#### [DATA FOR REVIEW]
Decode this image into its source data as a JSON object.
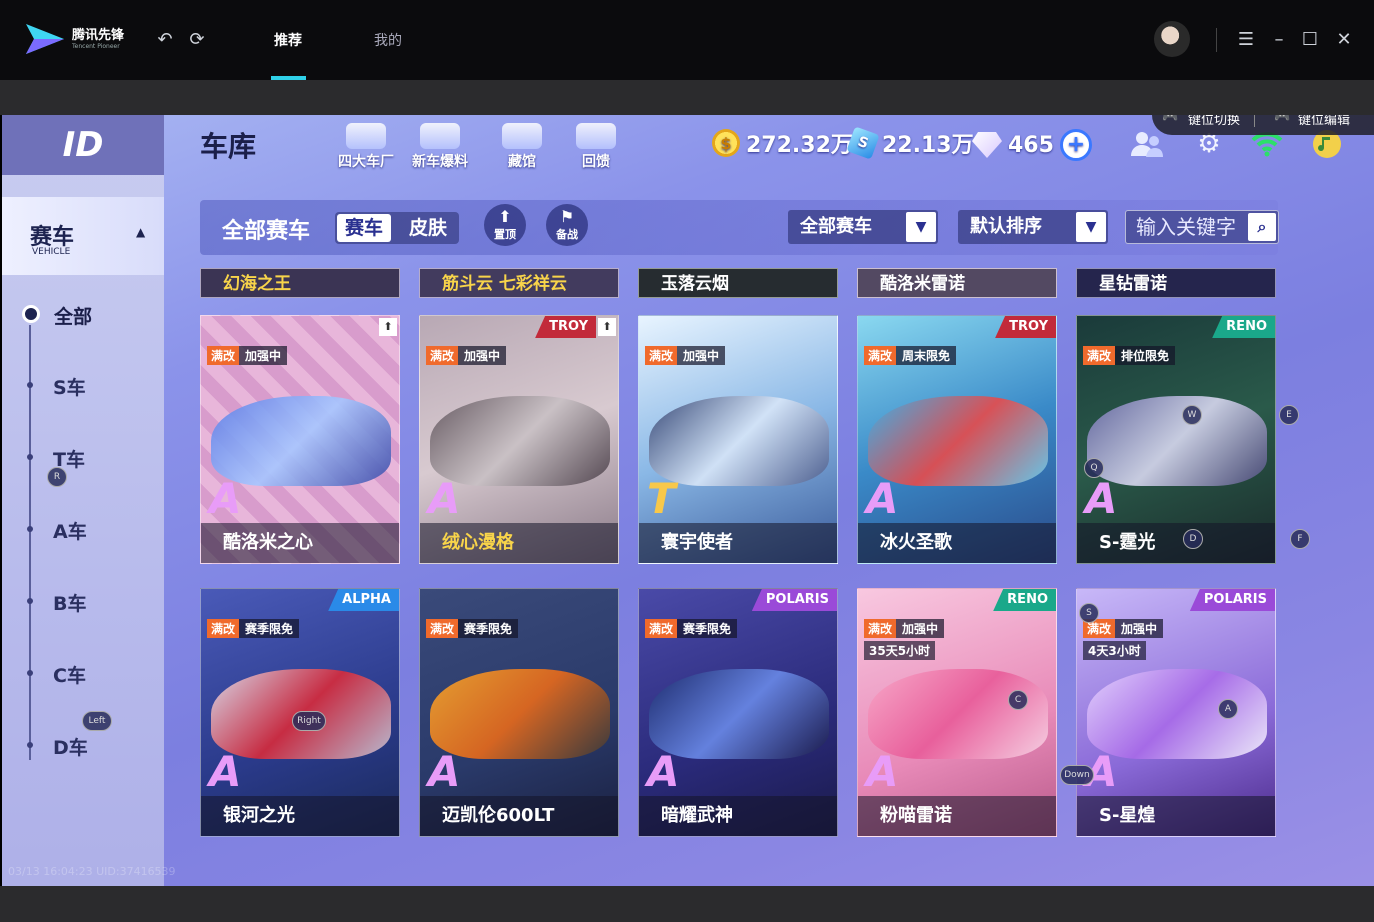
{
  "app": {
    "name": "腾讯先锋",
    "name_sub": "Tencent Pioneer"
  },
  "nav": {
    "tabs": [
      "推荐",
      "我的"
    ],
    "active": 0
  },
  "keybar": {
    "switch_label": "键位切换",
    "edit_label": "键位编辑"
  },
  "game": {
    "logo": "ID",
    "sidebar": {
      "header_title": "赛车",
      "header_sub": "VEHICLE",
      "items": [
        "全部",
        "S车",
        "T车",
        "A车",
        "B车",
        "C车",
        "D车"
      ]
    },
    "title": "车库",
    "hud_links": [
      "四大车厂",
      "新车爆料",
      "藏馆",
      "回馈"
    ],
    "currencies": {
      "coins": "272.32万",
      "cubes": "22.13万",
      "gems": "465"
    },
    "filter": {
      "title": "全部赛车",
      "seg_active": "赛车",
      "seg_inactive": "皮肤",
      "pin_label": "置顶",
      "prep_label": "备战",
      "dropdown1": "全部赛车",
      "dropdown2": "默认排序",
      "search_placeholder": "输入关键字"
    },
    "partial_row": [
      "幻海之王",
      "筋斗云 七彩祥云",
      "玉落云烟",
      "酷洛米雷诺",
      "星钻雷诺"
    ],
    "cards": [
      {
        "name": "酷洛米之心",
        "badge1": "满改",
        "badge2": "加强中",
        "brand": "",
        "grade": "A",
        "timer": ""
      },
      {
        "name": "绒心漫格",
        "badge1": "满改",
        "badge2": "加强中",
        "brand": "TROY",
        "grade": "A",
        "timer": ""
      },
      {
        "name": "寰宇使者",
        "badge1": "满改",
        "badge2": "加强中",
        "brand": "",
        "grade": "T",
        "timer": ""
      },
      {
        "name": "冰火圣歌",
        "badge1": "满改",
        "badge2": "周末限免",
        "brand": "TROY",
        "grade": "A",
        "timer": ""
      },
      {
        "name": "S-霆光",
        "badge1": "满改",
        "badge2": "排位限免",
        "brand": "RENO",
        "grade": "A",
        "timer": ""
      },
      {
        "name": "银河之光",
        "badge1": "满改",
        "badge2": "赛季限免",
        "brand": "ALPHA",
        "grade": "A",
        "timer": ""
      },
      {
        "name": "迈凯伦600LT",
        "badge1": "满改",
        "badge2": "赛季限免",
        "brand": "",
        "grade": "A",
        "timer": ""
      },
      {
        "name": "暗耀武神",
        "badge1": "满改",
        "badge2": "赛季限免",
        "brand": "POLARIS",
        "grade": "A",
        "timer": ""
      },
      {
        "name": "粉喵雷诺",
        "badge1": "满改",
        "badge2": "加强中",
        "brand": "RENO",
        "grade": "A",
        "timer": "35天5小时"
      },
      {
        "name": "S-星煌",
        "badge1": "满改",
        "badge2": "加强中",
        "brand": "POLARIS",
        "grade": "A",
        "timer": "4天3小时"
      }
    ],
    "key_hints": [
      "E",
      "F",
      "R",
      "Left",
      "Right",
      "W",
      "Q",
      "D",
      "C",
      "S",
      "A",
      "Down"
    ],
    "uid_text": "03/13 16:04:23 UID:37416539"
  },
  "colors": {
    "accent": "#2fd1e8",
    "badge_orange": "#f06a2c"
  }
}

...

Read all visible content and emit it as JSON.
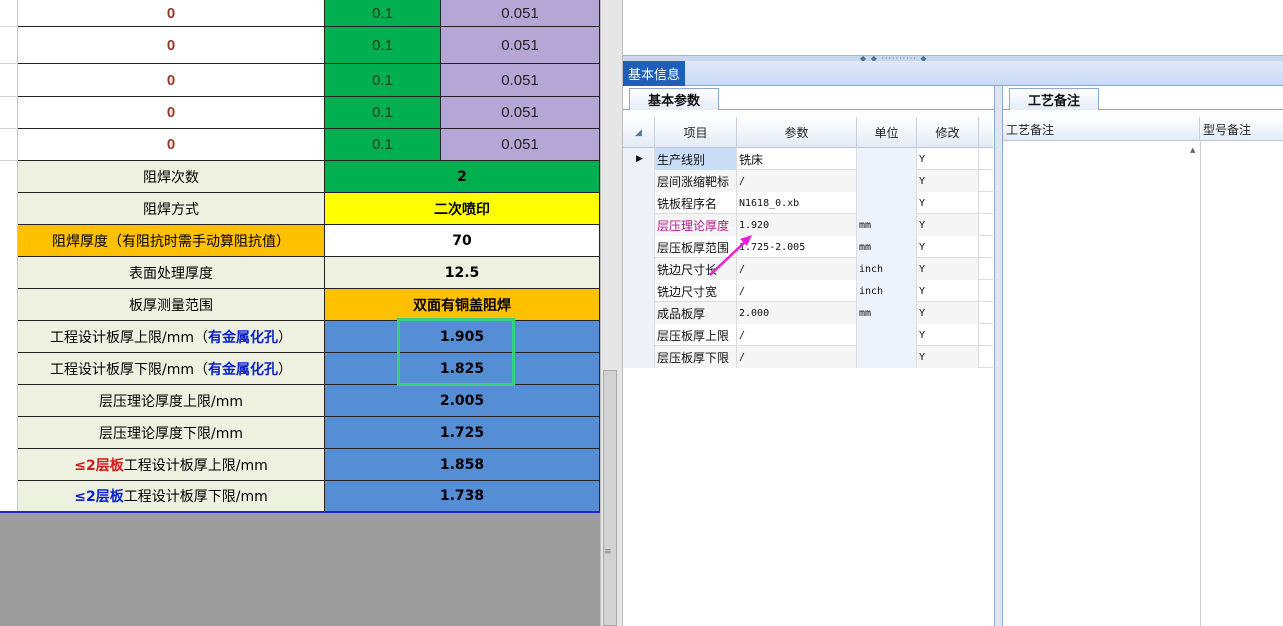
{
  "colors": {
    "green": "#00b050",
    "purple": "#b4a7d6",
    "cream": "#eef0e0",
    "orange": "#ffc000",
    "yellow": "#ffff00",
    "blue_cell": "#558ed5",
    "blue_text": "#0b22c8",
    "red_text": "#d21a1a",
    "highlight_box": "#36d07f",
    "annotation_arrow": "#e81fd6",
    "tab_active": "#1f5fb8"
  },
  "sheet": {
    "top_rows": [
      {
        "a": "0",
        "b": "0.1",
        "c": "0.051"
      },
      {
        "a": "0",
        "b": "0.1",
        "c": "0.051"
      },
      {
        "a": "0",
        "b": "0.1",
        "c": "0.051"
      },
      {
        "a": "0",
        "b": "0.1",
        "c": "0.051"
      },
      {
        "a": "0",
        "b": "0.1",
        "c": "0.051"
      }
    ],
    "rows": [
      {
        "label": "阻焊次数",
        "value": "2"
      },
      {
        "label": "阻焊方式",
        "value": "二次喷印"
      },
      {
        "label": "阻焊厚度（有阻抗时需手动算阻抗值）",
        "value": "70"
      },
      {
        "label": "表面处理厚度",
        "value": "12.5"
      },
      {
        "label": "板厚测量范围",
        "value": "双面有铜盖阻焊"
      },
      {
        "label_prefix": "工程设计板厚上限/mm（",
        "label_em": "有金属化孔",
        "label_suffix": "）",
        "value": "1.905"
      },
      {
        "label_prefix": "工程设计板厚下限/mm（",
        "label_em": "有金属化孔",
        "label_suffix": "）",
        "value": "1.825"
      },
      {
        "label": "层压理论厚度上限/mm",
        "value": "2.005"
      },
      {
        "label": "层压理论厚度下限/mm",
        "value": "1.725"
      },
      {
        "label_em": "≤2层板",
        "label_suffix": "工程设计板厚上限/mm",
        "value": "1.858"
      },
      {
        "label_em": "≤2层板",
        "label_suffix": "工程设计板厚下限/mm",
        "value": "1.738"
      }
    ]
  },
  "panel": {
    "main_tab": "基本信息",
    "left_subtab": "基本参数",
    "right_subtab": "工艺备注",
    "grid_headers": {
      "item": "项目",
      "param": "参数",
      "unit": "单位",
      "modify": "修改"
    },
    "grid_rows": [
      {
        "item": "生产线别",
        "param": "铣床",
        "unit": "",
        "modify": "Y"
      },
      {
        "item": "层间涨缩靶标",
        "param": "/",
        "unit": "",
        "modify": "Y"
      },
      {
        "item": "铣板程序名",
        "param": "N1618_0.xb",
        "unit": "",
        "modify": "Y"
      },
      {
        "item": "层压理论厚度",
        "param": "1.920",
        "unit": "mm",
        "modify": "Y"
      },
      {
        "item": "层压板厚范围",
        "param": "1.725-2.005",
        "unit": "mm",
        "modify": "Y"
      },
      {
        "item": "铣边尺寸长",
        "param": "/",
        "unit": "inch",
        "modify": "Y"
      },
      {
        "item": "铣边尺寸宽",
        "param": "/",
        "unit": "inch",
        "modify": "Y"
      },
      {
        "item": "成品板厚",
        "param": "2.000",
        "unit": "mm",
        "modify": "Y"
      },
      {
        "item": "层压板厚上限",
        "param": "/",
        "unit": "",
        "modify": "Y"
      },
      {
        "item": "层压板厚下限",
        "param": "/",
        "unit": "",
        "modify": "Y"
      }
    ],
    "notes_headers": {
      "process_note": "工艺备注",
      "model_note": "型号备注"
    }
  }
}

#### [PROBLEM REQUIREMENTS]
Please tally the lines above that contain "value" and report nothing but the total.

#### [EXERCISE SOLUTION]
11